Joe a case study Essay

Submitted By pinkalicious35
Words: 1546
Pages: 7

Joe, A Case Study

My case study is on Joe. He is a 6 year old boy who loves video games and has

a strong imagination. He tries to make friends with his classmates, but tends to lack certain social clues and often invades their “bubble” space. He tries to kiss and hug his classmates regardless if they are a boy or a girl. He comes into class every morning with a smile on his face and in a happy mood. He is sensitive to how his peers treat him and will cry, very loud and dramatically, if he feels they are being mean to him. Most of his peers at this age can sit still on the carpet for about 15-20 minutes without getting too antsy. Joe cannot. He is constantly rolling on the floor, playing with something on the carpet or bothering another student. He lacks focus and because of this often does not know or understand what is expected of him. He plays with anything that he can find or make at his desk and is often drawing characters from his video games instead of doing his work. He is often out of his seat trying to talk to his classmates.

I have chosen Rodgers Model of Behavior Management Cycle to use with my student, “Joe”. This model was developed by Carl Rodgers in 1979. He created it to help adults working with children to accept and manage their own behavior. With this model the goal is not to stop the behaviors before they happen, but to help the student manage the behaviors when they happen. From the way his model is written and the phases that go along with I feel that this may be meant to be used with children that may have more intense behaviors than students in a classroom setting. However, I feel that the basic idea of this model can be adapted to a classroom setting.

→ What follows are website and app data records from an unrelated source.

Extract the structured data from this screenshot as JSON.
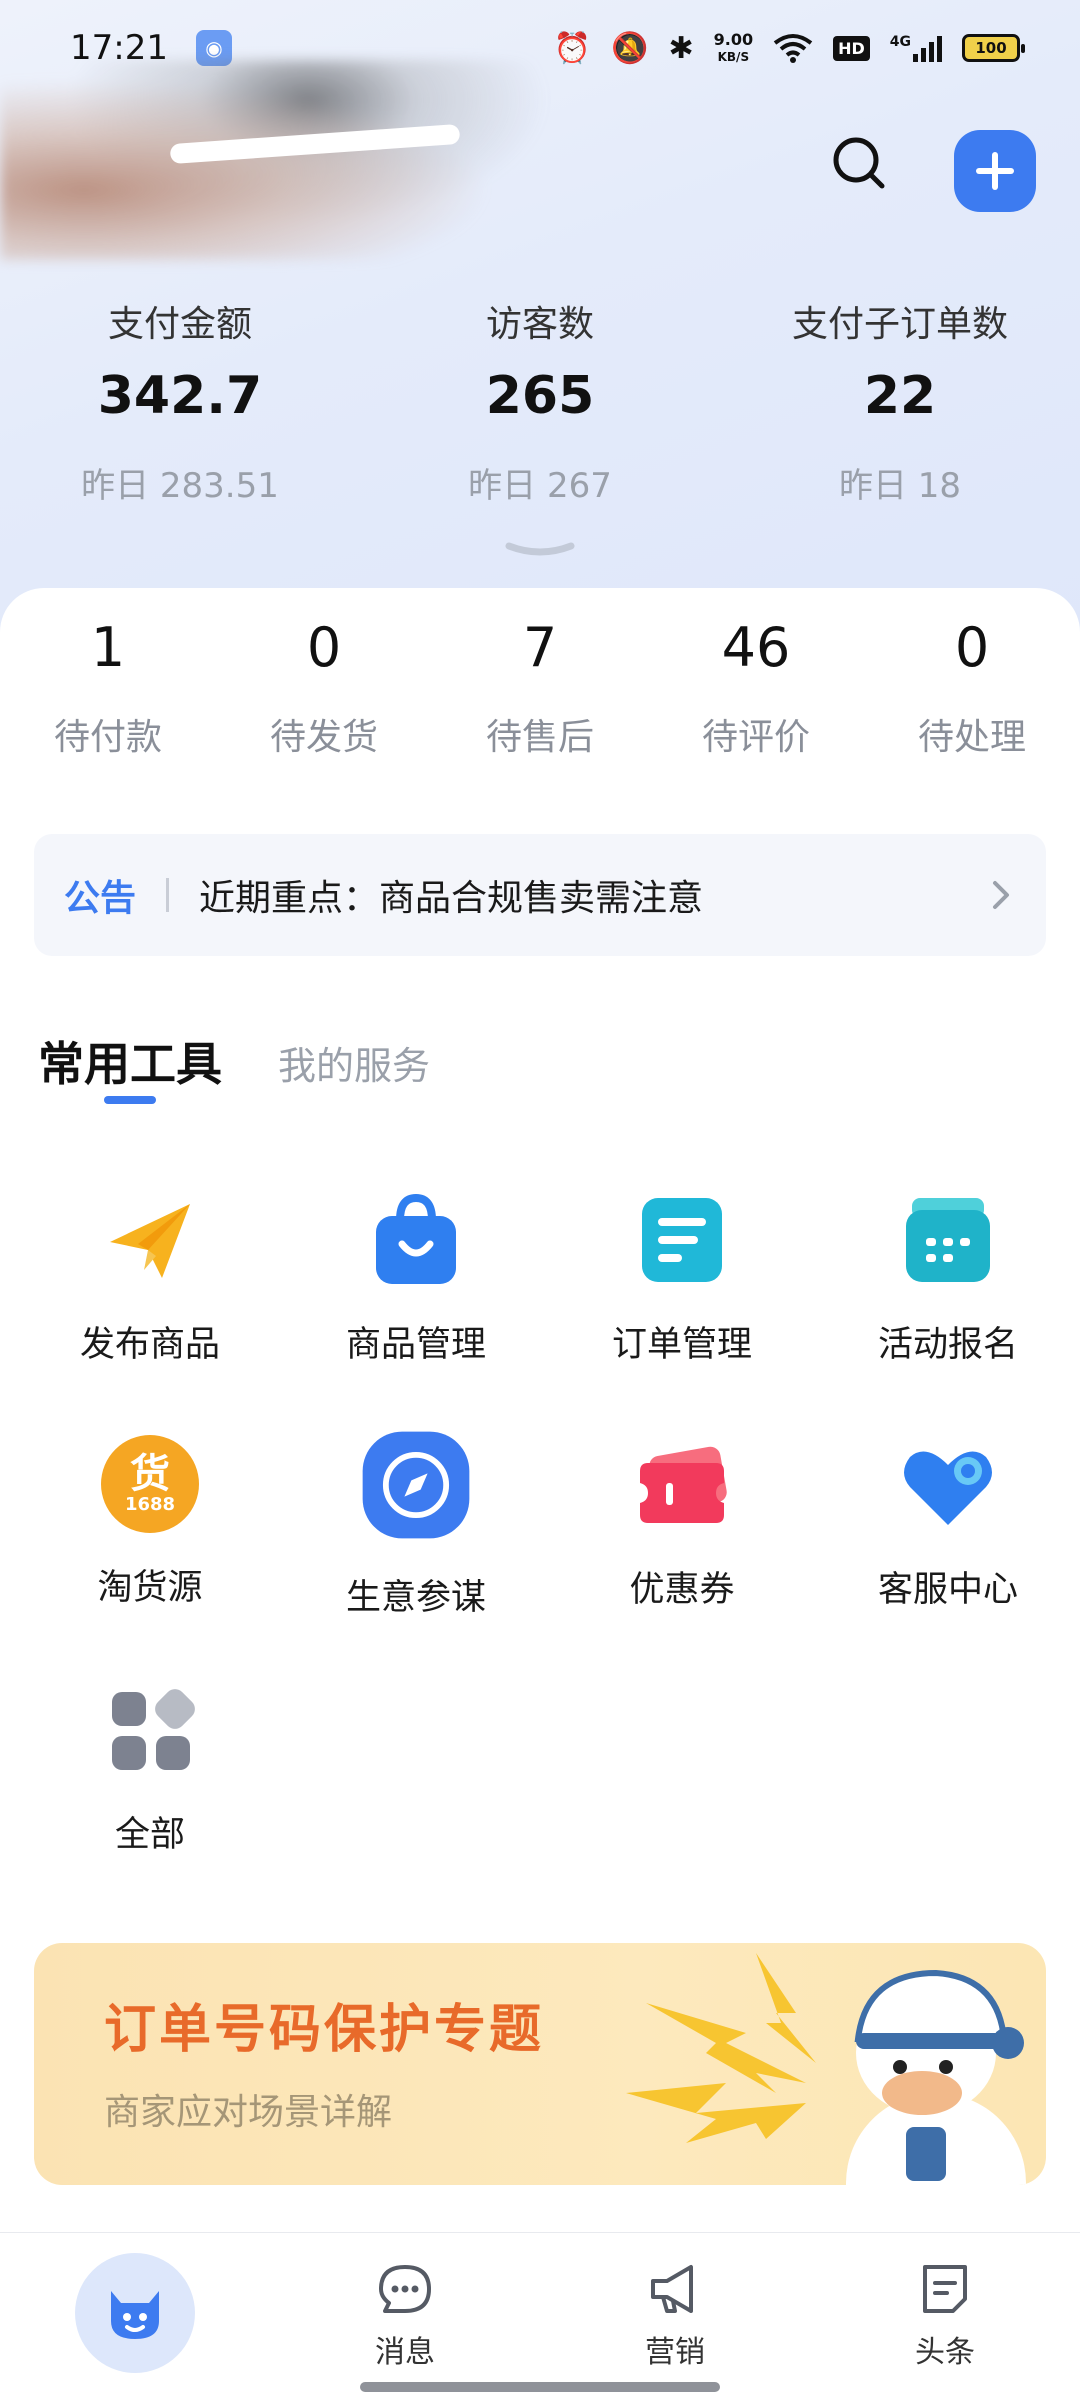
{
  "status_bar": {
    "time": "17:21",
    "net_speed_value": "9.00",
    "net_speed_unit": "KB/S",
    "hd": "HD",
    "network": "4G",
    "battery": "100",
    "icons": [
      "alarm-icon",
      "mute-icon",
      "bluetooth-icon",
      "wifi-icon",
      "signal-icon",
      "battery-icon"
    ]
  },
  "header": {
    "search_icon": "search-icon",
    "add_icon": "plus-icon"
  },
  "stats": [
    {
      "label": "支付金额",
      "value": "342.7",
      "prev": "昨日 283.51"
    },
    {
      "label": "访客数",
      "value": "265",
      "prev": "昨日 267"
    },
    {
      "label": "支付子订单数",
      "value": "22",
      "prev": "昨日 18"
    }
  ],
  "orders": [
    {
      "count": "1",
      "label": "待付款"
    },
    {
      "count": "0",
      "label": "待发货"
    },
    {
      "count": "7",
      "label": "待售后"
    },
    {
      "count": "46",
      "label": "待评价"
    },
    {
      "count": "0",
      "label": "待处理"
    }
  ],
  "notice": {
    "tag": "公告",
    "text": "近期重点：商品合规售卖需注意"
  },
  "tabs": {
    "active": "常用工具",
    "inactive": "我的服务"
  },
  "tools": [
    {
      "label": "发布商品",
      "icon": "paper-plane-icon"
    },
    {
      "label": "商品管理",
      "icon": "shopping-bag-icon"
    },
    {
      "label": "订单管理",
      "icon": "order-list-icon"
    },
    {
      "label": "活动报名",
      "icon": "activity-calendar-icon"
    },
    {
      "label": "淘货源",
      "icon": "1688-source-icon",
      "icon_text_top": "货",
      "icon_text_bottom": "1688"
    },
    {
      "label": "生意参谋",
      "icon": "compass-icon"
    },
    {
      "label": "优惠券",
      "icon": "coupon-icon"
    },
    {
      "label": "客服中心",
      "icon": "heart-service-icon"
    },
    {
      "label": "全部",
      "icon": "all-apps-icon"
    }
  ],
  "banner": {
    "title": "订单号码保护专题",
    "subtitle": "商家应对场景详解"
  },
  "bottom_nav": [
    {
      "label": "",
      "icon": "home-mascot-icon"
    },
    {
      "label": "消息",
      "icon": "chat-bubble-icon"
    },
    {
      "label": "营销",
      "icon": "megaphone-icon"
    },
    {
      "label": "头条",
      "icon": "headline-doc-icon"
    }
  ],
  "colors": {
    "accent": "#3d7bf0",
    "banner_title": "#e86a2a",
    "muted_text": "#9aa0aa"
  }
}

In the center of Rodgerʼs model is the goal for the child. Rogers feels that it is

important for children to obtain these goals in order to grow into healthy, functioning adults. !

*Gain behavior ownership

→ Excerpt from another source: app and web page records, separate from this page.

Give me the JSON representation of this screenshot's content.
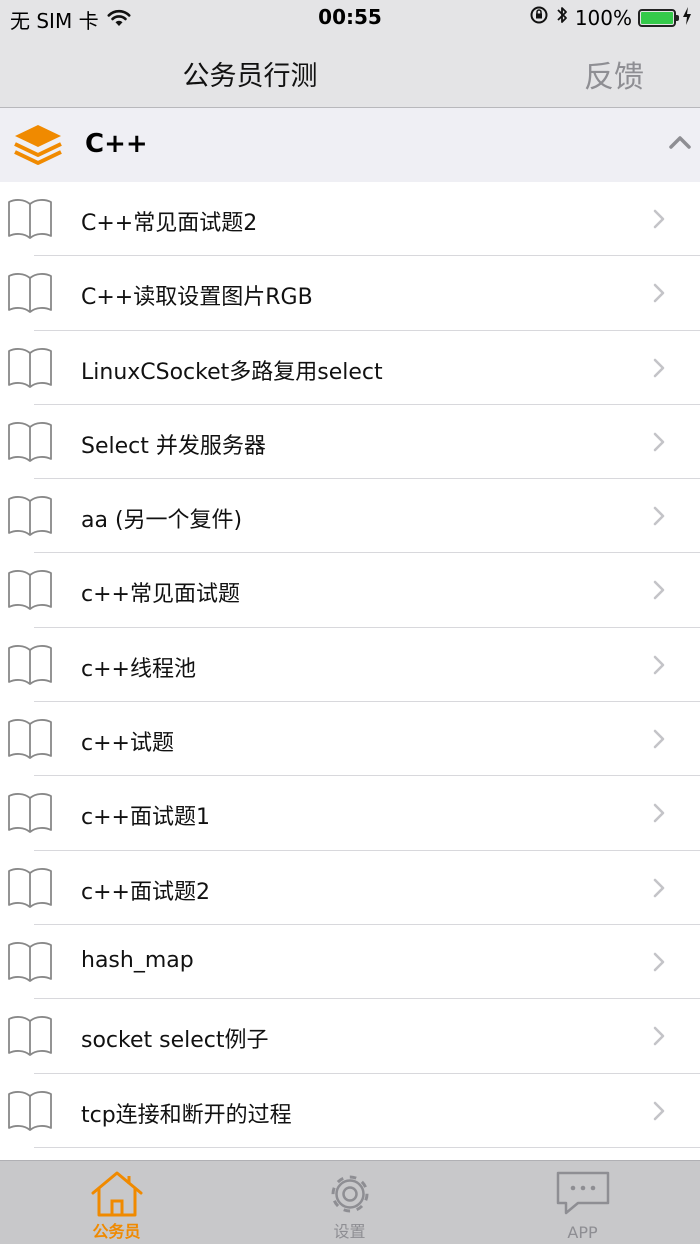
{
  "status_bar": {
    "carrier": "无 SIM 卡",
    "time": "00:55",
    "battery": "100%",
    "battery_level": 1.0
  },
  "nav": {
    "title": "公务员行测",
    "feedback_label": "反馈"
  },
  "section": {
    "title": "C++"
  },
  "items": [
    {
      "label": "C++常见面试题2"
    },
    {
      "label": "C++读取设置图片RGB"
    },
    {
      "label": "LinuxCSocket多路复用select"
    },
    {
      "label": "Select 并发服务器"
    },
    {
      "label": "aa (另一个复件)"
    },
    {
      "label": "c++常见面试题"
    },
    {
      "label": "c++线程池"
    },
    {
      "label": "c++试题"
    },
    {
      "label": "c++面试题1"
    },
    {
      "label": "c++面试题2"
    },
    {
      "label": "hash_map"
    },
    {
      "label": "socket select例子"
    },
    {
      "label": "tcp连接和断开的过程"
    },
    {
      "label": ""
    }
  ],
  "tabs": [
    {
      "label": "公务员",
      "active": true
    },
    {
      "label": "设置",
      "active": false
    },
    {
      "label": "APP",
      "active": false
    }
  ],
  "colors": {
    "accent": "#f08a00",
    "inactive": "#8e8e93",
    "battery": "#34c94a"
  }
}
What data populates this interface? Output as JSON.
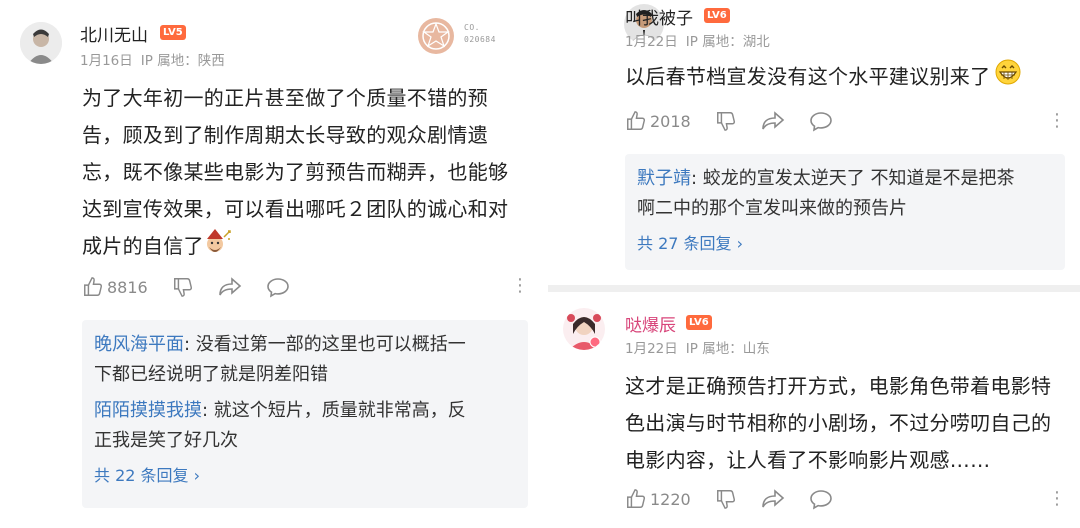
{
  "colors": {
    "link_blue": "#3d79bf",
    "level_badge": "#ff6a3d",
    "meta_gray": "#999999",
    "reply_bg": "#f4f5f7"
  },
  "comments": [
    {
      "username": "北川无山",
      "level": "LV5",
      "date": "1月16日",
      "ip_location": "IP 属地：陕西",
      "stamp_text": "CO. 020684",
      "text_lines": [
        "为了大年初一的正片甚至做了个质量不错的预",
        "告，顾及到了制作周期太长导致的观众剧情遗",
        "忘，既不像某些电影为了剪预告而糊弄，也能够",
        "达到宣传效果，可以看出哪吒２团队的诚心和对",
        "成片的自信了"
      ],
      "likes": "8816",
      "replies": [
        {
          "name": "晚风海平面",
          "text_lines": [
            "没看过第一部的这里也可以概括一",
            "下都已经说明了就是阴差阳错"
          ]
        },
        {
          "name": "陌陌摸摸我摸",
          "text_lines": [
            "就这个短片，质量就非常高，反",
            "正我是笑了好几次"
          ]
        }
      ],
      "reply_count_label": "共 22 条回复",
      "reply_emoji": "wizard-emoji",
      "icons": [
        "thumbs-up-icon",
        "thumbs-down-icon",
        "share-icon",
        "comment-icon",
        "more-icon"
      ]
    },
    {
      "username": "叫我被子",
      "level": "LV6",
      "date": "1月22日",
      "ip_location": "IP 属地：湖北",
      "text_lines": [
        "以后春节档宣发没有这个水平建议别来了"
      ],
      "likes": "2018",
      "replies": [
        {
          "name": "默子靖",
          "text_lines": [
            "蛟龙的宣发太逆天了 不知道是不是把茶",
            "啊二中的那个宣发叫来做的预告片"
          ]
        }
      ],
      "reply_count_label": "共 27 条回复",
      "text_emoji": "grinning-emoji",
      "icons": [
        "thumbs-up-icon",
        "thumbs-down-icon",
        "share-icon",
        "comment-icon",
        "more-icon"
      ]
    },
    {
      "username": "哒爆辰",
      "level": "LV6",
      "date": "1月22日",
      "ip_location": "IP 属地：山东",
      "text_lines": [
        "这才是正确预告打开方式，电影角色带着电影特",
        "色出演与时节相称的小剧场，不过分唠叨自己的",
        "电影内容，让人看了不影响影片观感……"
      ],
      "likes": "1220",
      "icons": [
        "thumbs-up-icon",
        "thumbs-down-icon",
        "share-icon",
        "comment-icon",
        "more-icon"
      ]
    }
  ]
}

*Respect for mutual rights




*Relationship building.


There are 4 phases in this model that all contribute to children reaching these

goals. Phase 1 has two components, Organizational and Relational. These components are about supporting the “business” aspect of your classroom. Making sure procedures, policies, and expectations are set up clearly. For example, your students understand what to do when they are finished with an assignment, where does it go, what they can work on next. What to do if they need supplies. Students also understand what is expected of them and what the consequences are when they are not following the classroom rules, and procedures. There canʼt be any confusion or grey areas.
The second part of this phase is Relational. This is an important component because it applies to your classroom atmosphere. How you are building relationships with your students and how your students are building relationships with each other. It is about creating an environment where your students feel safe to make mistakes. Sterling
(2009) states that it is, “key to successful teaching and learning.”(p.30).

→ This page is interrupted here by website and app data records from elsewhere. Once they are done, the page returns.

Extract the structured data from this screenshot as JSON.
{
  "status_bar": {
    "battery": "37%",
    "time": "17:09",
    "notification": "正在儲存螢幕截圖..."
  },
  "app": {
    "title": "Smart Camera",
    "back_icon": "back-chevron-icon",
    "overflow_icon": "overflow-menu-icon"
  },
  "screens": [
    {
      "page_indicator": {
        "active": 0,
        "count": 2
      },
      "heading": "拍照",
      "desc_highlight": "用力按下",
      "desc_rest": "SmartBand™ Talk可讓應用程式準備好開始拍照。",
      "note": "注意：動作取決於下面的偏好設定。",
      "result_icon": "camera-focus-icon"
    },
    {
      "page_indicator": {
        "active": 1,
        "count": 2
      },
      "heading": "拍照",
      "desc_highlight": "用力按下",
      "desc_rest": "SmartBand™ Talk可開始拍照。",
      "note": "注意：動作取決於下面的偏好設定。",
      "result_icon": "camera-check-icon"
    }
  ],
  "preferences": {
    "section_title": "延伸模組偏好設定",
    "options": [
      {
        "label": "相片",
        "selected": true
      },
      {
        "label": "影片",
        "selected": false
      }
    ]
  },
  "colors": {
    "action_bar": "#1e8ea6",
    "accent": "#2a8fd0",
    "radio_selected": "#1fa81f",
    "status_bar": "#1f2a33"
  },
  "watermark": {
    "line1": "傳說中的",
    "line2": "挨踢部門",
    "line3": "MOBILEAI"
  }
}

For the phase of Organization and Relational and helping Joe there are some

things that I can do specifically for him. For organizational, I can post a small schedule with goals for each activity for him on his desk so that he can see what is expected from him for the day. Itʼs also important to go over the directions again for the assignment just for him at his desk. This gives him an opportunity to just focus on me and what I am saying without distractions from the other students. He should be able to tell it all back to me in his own words so that I know he fully understands what he is to do.In regards to Relational, in my classroom we have morning meeting every day. This is something that we donʼt skip. It helps build positive relationships with me and my students, but also allows my students to build